It is a private-sector driven initiative aimed at involving well- meaning individuals within and outside Abia to give back to the communities that moulded them, especially the schools that raised them.
By this arrangement, they are expected to adopt indigent pupils and volunteering to renovate the dilapidated structures of the schools. This is a departure from the old tradition whereby government renovates and equips primary schools project in rural, urban and semi urban areas.
In this approach, the worst primary schools in each of the local councils will e identified and given face lift with the hope that when the worst of these schools are upgraded, the effect on the entire primary school system will be enormous.
While the project aims at turning around the poorest primary schools across the state, it is also designed to give hope to pupils from poor schools by getting well-to-do individuals within and outside the state to adopt such schools and in the process enhance their fortunes and by extension the intellectual horizon of the benefiting pupils.
The governor expressed regret that the primary schools which form the base of the entire school system have for long been neglected due to a number of factors, which include lack of Old Boys Association, Parents Teachers Association ,among others. He noted that pupils in these schools are exposed to extreme weather conditions including seating on bare floors.
The most cheering news is that in view of the economic crunch, it is not in the radar of Abia State to downsize its workforce. According to Ikpeazu, “For now it is not on our radar to downsize our workforce. Times are hard but Abia is not in the relegation zone”.

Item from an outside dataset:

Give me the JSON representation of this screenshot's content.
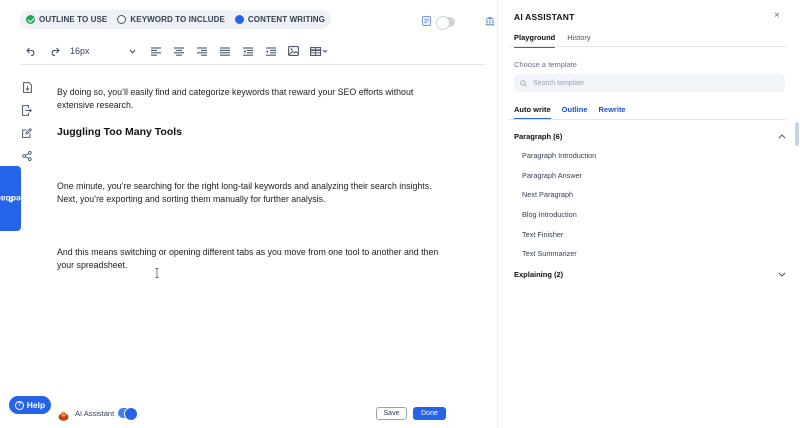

The governor has made it emphatically-clear that, despite the economic crunch bedevilling the country, that his administration would neither sack workers in the state nor cut the minimum wage, adding” we are going to sustain our determination for workers to receive their salaries as at when due”.

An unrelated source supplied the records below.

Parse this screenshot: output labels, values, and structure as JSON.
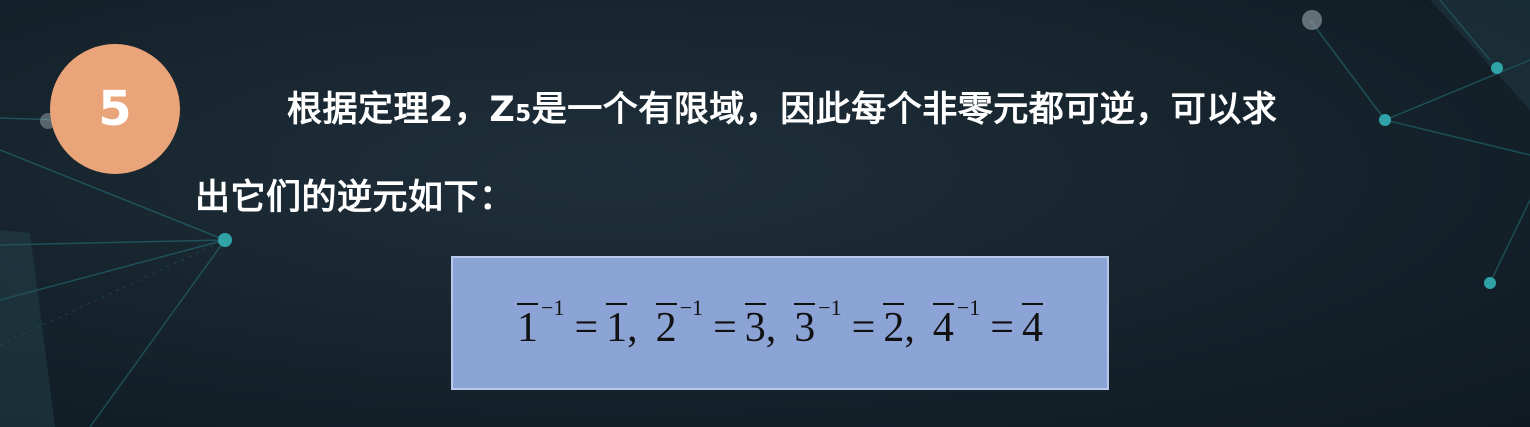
{
  "badge": {
    "number": "5"
  },
  "text": {
    "line1_a": "根据定理2，Z",
    "subscript": "5",
    "line1_b": "是一个有限域，因此每个非零元都可逆，可以求",
    "line2": "出它们的逆元如下："
  },
  "formula": {
    "exponent": "−1",
    "equals": "=",
    "separator": ",",
    "pairs": [
      {
        "base": "1",
        "inverse": "1"
      },
      {
        "base": "2",
        "inverse": "3"
      },
      {
        "base": "3",
        "inverse": "2"
      },
      {
        "base": "4",
        "inverse": "4"
      }
    ]
  },
  "colors": {
    "background": "#16232c",
    "badge": "#e9a47a",
    "formula_box": "#8ca3d6",
    "text": "#ffffff",
    "network_lines": "#2fa3a8"
  }
}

Ikpeazu had earlier addressed the problem identified by President of the NLC, Ayuba Wabba, who charged state governors “to cut down cost of governance”, which he said, “was the major source of financial problems they are having instead of making workers the sacrificial lamb”. The cost of governance in Abia has been cut down drastically, and Abians are enjoying it. What else do Abians owe this common governor if not to support him?